Cooler Heads Digest 12 October 2012

12 October 2012

In the News

U.S. Biofuel Expansion Cost Developing Countries $6.6 Billion: Tufts
Marlo Lewis,, 12 October 2012

Big Bird vs. Coal
Ben Howe, Red State, 12 October 2012

House Committee Launches Another Probe into Green Bank at Energy Department
Michael Sandoval, Scribe, 11 October 2012

German Green Tax To Rise to $.07 kWh—More than 50% Average U.S. Electricity Rate!
Tom Kaeckenhoff, Reuters, 10 October 2012

DOE Is Hiding Truth about Bankrupt Abound Solar’s Defective Panels
Paul Chesser, National Legal and Policy Center, 10 October 2012

Global Coalification
Terence Corcoran, Financial Post, 10 October 2012

Europe Rejects Ban on Arctic Drilling
Arthur Nelson, Guardian, 10 October 2012

The Wind Production Tax Credit: Just the Facts
Robert Bradley, Jr., Master Resource, 9 October 2012

Electric Cars Hurt the Environment
Walter Russell Mead, American Interest, 6 October 2012

News You Can Use
How Al Gore Got Rich

According to a profile in this week’s Washington Post, Al Gore’s green energy investments have increased his worth from $2 million in 2001 to $100 million today. The article noted that much of this success is due to government subsidies for renewable energy.   

Inside the Beltway

Obama Administration Imposes Self-Defeating Tariffs on Chinese Solar Panels

On Wednesday, the Commerce Department levied tariffs from 18 percent to 240 percent on solar panels imported from China. At best, this silly policy will increase the price of electricity in America; at worst, it could be the first salvo in a harmful trade war.

Renewable energy sources like solar and wind power are expensive and unreliable, so they cannot compete with conventional energy sources in the electricity market. Instead, demand for green energy is established by Soviet-style production quotas, known as renewable energy standards. More than 30 states have enacted such standards, which force consumers to use increasing amounts of green energy.

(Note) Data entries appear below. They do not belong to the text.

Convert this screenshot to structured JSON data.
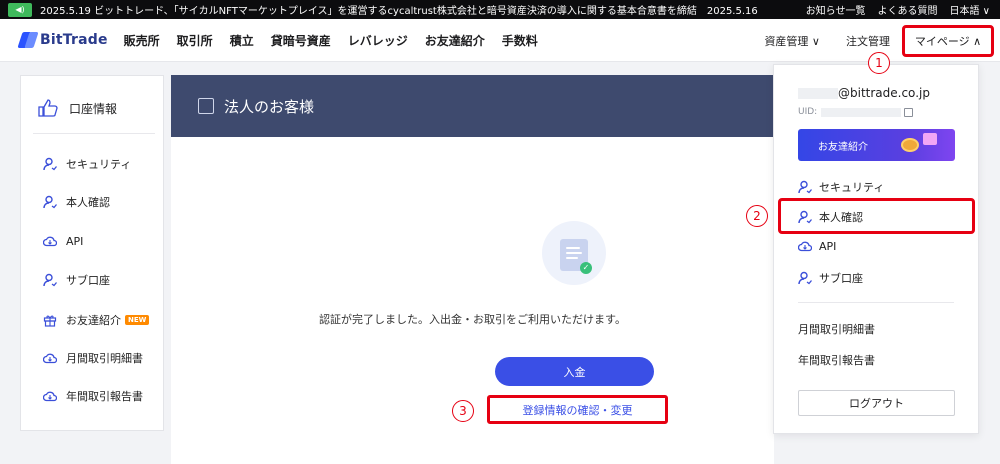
{
  "announcement": {
    "news": "2025.5.19 ビットトレード、「サイカルNFTマーケットプレイス」を運営するcycaltrust株式会社と暗号資産決済の導入に関する基本合意書を締結　2025.5.16 _",
    "links": [
      "お知らせ一覧",
      "よくある質問",
      "日本語 ∨"
    ]
  },
  "nav": {
    "logo": "BitTrade",
    "menu": [
      "販売所",
      "取引所",
      "積立",
      "貸暗号資産",
      "レバレッジ",
      "お友達紹介",
      "手数料"
    ],
    "asset": "資産管理 ∨",
    "order": "注文管理",
    "mypage": "マイページ ∧"
  },
  "sidebar": {
    "top": "口座情報",
    "items": [
      "セキュリティ",
      "本人確認",
      "API",
      "サブ口座",
      "お友達紹介",
      "月間取引明細書",
      "年間取引報告書"
    ],
    "new_badge": "NEW"
  },
  "main": {
    "title": "法人のお客様",
    "message": "認証が完了しました。入出金・お取引をご利用いただけます。",
    "deposit": "入金",
    "confirm": "登録情報の確認・変更"
  },
  "dropdown": {
    "email": "@bittrade.co.jp",
    "uid_label": "UID:",
    "banner": "お友達紹介",
    "items": [
      "セキュリティ",
      "本人確認",
      "API",
      "サブ口座"
    ],
    "lower": [
      "月間取引明細書",
      "年間取引報告書"
    ],
    "logout": "ログアウト"
  },
  "steps": [
    "1",
    "2",
    "3"
  ],
  "colors": {
    "accent": "#3a4fe6",
    "highlight": "#e60012",
    "header": "#3e4a6e"
  },
  "icons": {
    "user": "user-icon",
    "cloud": "cloud-icon",
    "gift": "gift-icon",
    "thumb": "thumbs-up-icon"
  }
}
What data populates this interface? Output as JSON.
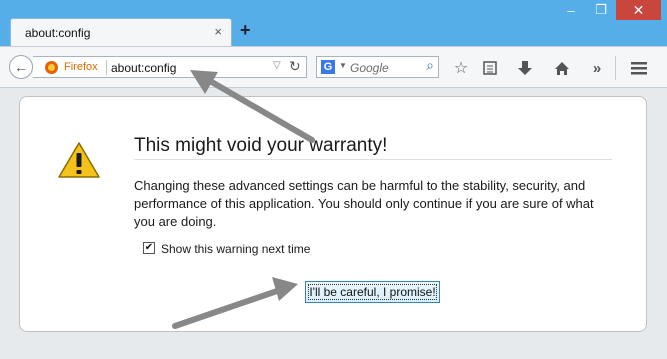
{
  "window": {
    "minimize": "‒",
    "restore": "❐",
    "close": "✕"
  },
  "tab": {
    "title": "about:config",
    "close": "×",
    "new_tab": "+"
  },
  "navbar": {
    "back_icon": "arrow-left-icon",
    "identity": "Firefox",
    "url": "about:config",
    "search_engine": "G",
    "search_placeholder": "Google",
    "toolbar_icons": [
      "star-icon",
      "bookmarks-menu-icon",
      "download-icon",
      "home-icon",
      "overflow-chevron-icon",
      "hamburger-menu-icon"
    ]
  },
  "page": {
    "heading": "This might void your warranty!",
    "body": "Changing these advanced settings can be harmful to the stability, security, and performance of this application. You should only continue if you are sure of what you are doing.",
    "checkbox_label": "Show this warning next time",
    "checkbox_checked": true,
    "button_label": "I'll be careful, I promise!"
  },
  "colors": {
    "frame": "#55aee8",
    "close_button": "#c9463d",
    "firefox_identity": "#d76b00",
    "annotation_arrow": "#888888"
  }
}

The cheapest way to achieve these solar energy consumption mandates is to import Chinese solar panels, due to the simple fact that solar panels manufactured in China are cheaper than solar panels manufactured in America. By adding an import tax on Chinese solar panels, the Obama administration is making electricity more expensive for citizens subject to renewable energy quotas.

And that’s the best case! Invariably, trade tariffs are tit-for-tat measures. China is likely to respond in kind. This is the slippery slope to trade wars, the impact of which would be devastating to the fragile global economy.

Proponents of the import duties claim that they are necessary so that the U.S. can win a race with China to capture global market share for green energy manufacturing. This reasoning is ridiculous. As I explained above, the market for green energy is wholly a function of government favors. Unfortunately for the green energy industry, political winds are quick to change. As costs mount, politicians will rescind the government’s support, and markets will crash. It’s already happened elsewhere. Now, it’s happening here: The American wind industry claims that it will shed half its workforce if the Congress allows a single tax credit to expire.

Plainly, so-called “sustainable” energy is reliant on unsustainable government support. It should go without saying that this is a poor business model. When the renewable energy bubble bursts, the global industry leader will be the biggest loser. With that in mind, the supposed race with China for green technological supremacy is one the U.S. would be wise to forfeit.

Across the States

Despite Deficit, California Gives $10 Million to Troubled Green Car Company

California, which faces a $16 billion budget shortfall, this week committed $10 million in taxpayer funds to Tesla Motors, a manufacturer of luxury electric vehicles. Recent news reports suggest the State’s investment is a big risk.  According to a New York Times article last Friday, Tesla Motors had to restructure a stimulus-backed loan from the Department of Energy, in order to cope with an apparent cash crunch.

Around the World

Ethanol Is Making Food More Expensive for Poor People

This week ActionAid released a new report, “Fueling the Food Crisis,” on how U.S. ethanol policy is making it harder for the world's poorest people to feed themselves. According to the study, American farmers are diverting almost 40 percent of the country’s corn crop into biofuel production, which has resulted in $11.6 billion in higher food prices for corn-importing countries over the last six years. More than half ($6.6 billion) of that was borne by developing nations, where a high percentage of household income is spent on food.

The reason that American motorists are burning food for fuel is a 2007 law enacted by the Congress that established an ethanol production quota known as the Renewable Fuels Standard. This year, the law mandates that 13 billion gallons of ethanol—equal to about 150 billion pounds of corn—be incorporated into the U.S. fuel supply. In addition to making food more expensive, the ethanol mandate also harms the U.S. livestock industry. To read more about the ills of U.S. ethanol policy, read these comments submitted to the EPA this week by CEI Senior Fellow Marlo Lewis.

The Cooler Heads Digest is the weekly e-mail publication of the Cooler Heads Coalition. For the latest news and commentary, check out the Coalition’s website,